Fracking Insider Readers: We are pleased to bring you Volume 36 of our State Regulatory Roundup, including updates in North Carolina, Ohio, and Texas. As we explained in earlier volumes, we designed the Roundup to provide quick overviews on state regulatory activity. If you have any questions on any of these summaries, please do not hesitate to ask.

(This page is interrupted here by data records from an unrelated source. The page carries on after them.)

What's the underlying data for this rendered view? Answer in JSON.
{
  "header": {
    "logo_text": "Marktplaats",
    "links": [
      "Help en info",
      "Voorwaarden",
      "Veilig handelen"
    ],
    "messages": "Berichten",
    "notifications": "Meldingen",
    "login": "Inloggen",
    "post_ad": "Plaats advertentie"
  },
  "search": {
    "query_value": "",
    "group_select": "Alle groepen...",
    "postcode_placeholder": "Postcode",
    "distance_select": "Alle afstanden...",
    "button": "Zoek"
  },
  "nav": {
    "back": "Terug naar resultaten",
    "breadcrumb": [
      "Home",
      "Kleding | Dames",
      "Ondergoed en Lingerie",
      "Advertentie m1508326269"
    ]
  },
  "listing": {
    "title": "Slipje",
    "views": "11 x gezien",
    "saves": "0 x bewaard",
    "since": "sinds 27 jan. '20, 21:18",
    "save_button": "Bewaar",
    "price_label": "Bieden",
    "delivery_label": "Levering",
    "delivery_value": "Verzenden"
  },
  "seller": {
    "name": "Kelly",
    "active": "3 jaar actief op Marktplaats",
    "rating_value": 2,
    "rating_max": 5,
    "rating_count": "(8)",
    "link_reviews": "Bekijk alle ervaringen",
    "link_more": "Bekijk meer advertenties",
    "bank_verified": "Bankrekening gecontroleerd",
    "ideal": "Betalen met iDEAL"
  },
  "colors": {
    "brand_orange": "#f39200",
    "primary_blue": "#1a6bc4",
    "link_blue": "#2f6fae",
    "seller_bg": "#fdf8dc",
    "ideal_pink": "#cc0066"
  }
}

North Carolina – The Energy Modernization Act (S.B. 786), which was signed into law by Gov. Pat McCrory on June 4th, constitutes the final legislative authorization for initiation of a regulatory program that will issue permits for shale gas development. The state’s Mining and Energy Commission has been developing the regulatory program under S.L. 2012-143, which instituted an October 1st target date for creation of the program (see our previous coverage here). The Energy Modernization Act includes a number of important provisions, including a timetable for the potential issuance of permits for horizontal drilling and hydraulic fracturing. It eliminates the $3,000 flat fee for each well drilled, instead offering a 50% discount for each additional well placed on the same pad. This measure is designed to incentivize the minimization of surface disturbances.

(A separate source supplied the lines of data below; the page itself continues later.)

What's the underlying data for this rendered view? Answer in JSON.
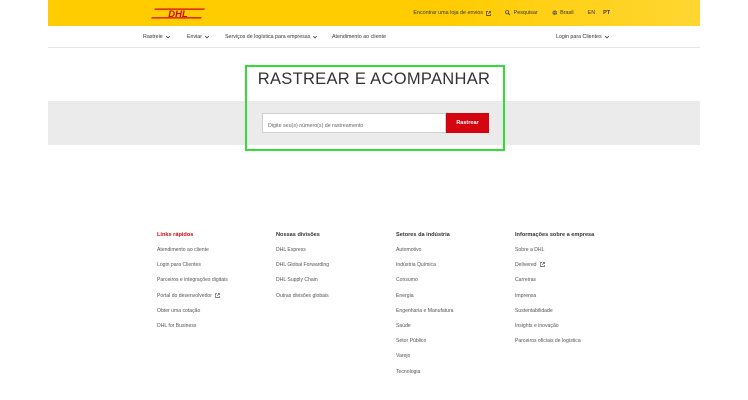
{
  "colors": {
    "brand_yellow": "#ffcc00",
    "brand_red": "#d40511",
    "highlight_green": "#33dd33"
  },
  "brand": {
    "logo_text": "DHL"
  },
  "top_links": {
    "find_store": "Encontrar uma loja de envios",
    "search": "Pesquisar",
    "country": "Brasil",
    "lang_en": "EN",
    "lang_pt": "PT"
  },
  "nav": {
    "rastreie": "Rastreie",
    "enviar": "Enviar",
    "servicos": "Serviços de logística para empresas",
    "atendimento": "Atendimento ao cliente",
    "login": "Login para Clientes"
  },
  "tracking": {
    "title": "RASTREAR E ACOMPANHAR",
    "placeholder": "Digite seu(s) número(s) de rastreamento",
    "button": "Rastrear"
  },
  "footer": {
    "quick_links": {
      "title": "Links rápidos",
      "items": [
        "Atendimento ao cliente",
        "Login para Clientes",
        "Parceiros e integrações digitais",
        "Portal do desenvolvedor",
        "Obter uma cotação",
        "DHL for Business"
      ]
    },
    "divisions": {
      "title": "Nossas divisões",
      "items": [
        "DHL Express",
        "DHL Global Forwarding",
        "DHL Supply Chain",
        "Outras divisões globais"
      ]
    },
    "industry": {
      "title": "Setores da indústria",
      "items": [
        "Automotivo",
        "Indústria Química",
        "Consumo",
        "Energia",
        "Engenharia e Manufatura",
        "Saúde",
        "Setor Público",
        "Varejo",
        "Tecnologia"
      ]
    },
    "company": {
      "title": "Informações sobre a empresa",
      "items": [
        "Sobre a DHL",
        "Delivered",
        "Carreiras",
        "Imprensa",
        "Sustentabilidade",
        "Insights e inovação",
        "Parceiros oficiais de logística"
      ]
    }
  }
}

Further, in response to high profile municipal preemption debates in Colorado, New York, Pennsylvania, and elsewhere, the Act prohibits local governments from taxing operations and prohibiting production activities. Similarly, in response to seismic concerns in states like Oklahoma and Texas, the Act prohibits injection wells used for waste disposal. Finally, the Act includes provisions to both protect confidential business information regarding hydraulic fracturing fluids, and to facilitate release of such information to relevant persons under certain conditions.

Ohio – The Ohio Environmental Protection Agency’s Division of Air Pollution Control made significant modifications to its general permitting process in April following Colorado’s lead in regulating air emissions – principally methane – at the state-level. The modifications target fugitive methane emissions from multiple points of upstream production and gathering. The state will require quarterly infrastructure scanning using Forward Looking Infra-Red cameras or similar devices to detect leaks. Operators will have five days to repair any identified leaks, although the rules allow for a thirty day repair deadline if initial repairs fail. Annual leak detection and repair reports will be required to be submitted to state regulators.

Texas – The Denton city council has rejected a proposed ban on further hydraulic fracturing permitting in the city. The council introduced a temporary ban on new hydraulic fracturing permits in May in response to an activist petition. That temporary ban will expire in September. The council’s 5-2 vote against the proposed permanent ban occurred on July 16th, after eight hours of public testimony, and will now be subject to a public ballot in November. Industry groups and state regulators have argued that adoption of the permanent ban would subject the city to litigation and stymie economic growth. Denton overlies the Barnett shale formation, which is believed to hold one of the largest natural gas reserves in the country.